When contemplating art, the question that consistently tickles at the edge of our minds, no matter how disciplined we attempt to be, is always “what was the artist thinking?” And so part of the beauty of artists’ sketches is that they reveal to us a bit about what preoccupied their creator. In our Important Spring Auction
, we are offering a set of sketches by Henri de Toulouse-Lautrec (1864-1901), whose darkly tragic life offers plenty of subject for speculation.

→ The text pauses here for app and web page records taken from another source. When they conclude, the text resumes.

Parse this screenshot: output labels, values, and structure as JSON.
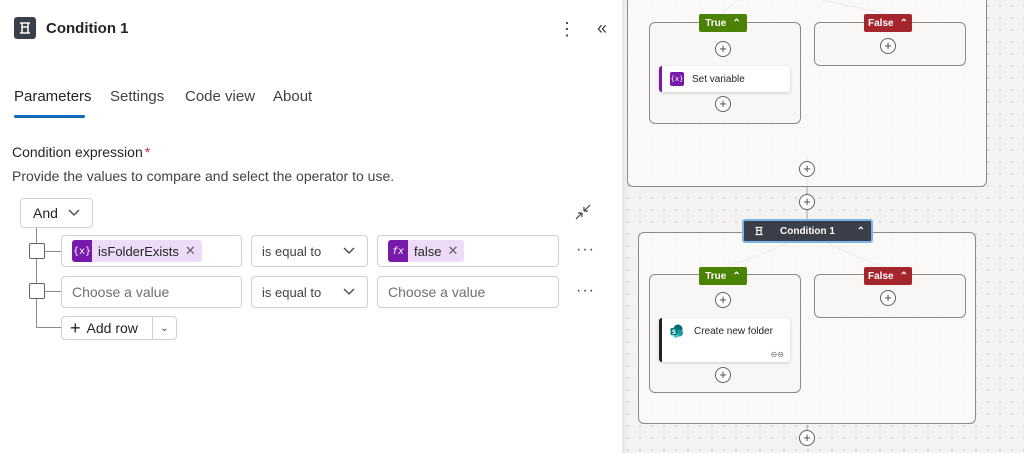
{
  "header": {
    "title": "Condition 1",
    "more_glyph": "⋮",
    "collapse_glyph": "«"
  },
  "tabs": [
    {
      "label": "Parameters",
      "active": true
    },
    {
      "label": "Settings"
    },
    {
      "label": "Code view"
    },
    {
      "label": "About"
    }
  ],
  "condition": {
    "label": "Condition expression",
    "required_mark": "*",
    "description": "Provide the values to compare and select the operator to use.",
    "group_operator": "And",
    "rows": [
      {
        "left_token": {
          "icon": "{x}",
          "label": "isFolderExists"
        },
        "operator": "is equal to",
        "right_token": {
          "icon": "fx",
          "label": "false"
        }
      },
      {
        "left_placeholder": "Choose a value",
        "operator": "is equal to",
        "right_placeholder": "Choose a value"
      }
    ],
    "add_row_label": "Add row",
    "row_menu_glyph": "···"
  },
  "canvas": {
    "true_label": "True",
    "false_label": "False",
    "set_variable_label": "Set variable",
    "set_variable_icon": "{x}",
    "condition_node_label": "Condition 1",
    "create_folder_label": "Create new folder"
  },
  "colors": {
    "accent": "#0f6cbd",
    "true_branch": "#498205",
    "false_branch": "#a4262c",
    "variable_token": "#7719aa"
  }
}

Toulouse-Lautrec was famously crippled at a young age by a congenital defect as the result of inbreeding - his parents were first cousins, and were not the only family members to marry. Toulouse-Lautrec was a sickly child, with weak bones. His family were aristocratic equestrians, and Toulouse-Lautrec broke both legs in separate riding accidents, after which his legs stopped growing. Toulouse-Lautrec’s torso developed normally, but he never grew taller than four foot eleven, and walked with a cane for the rest of his life.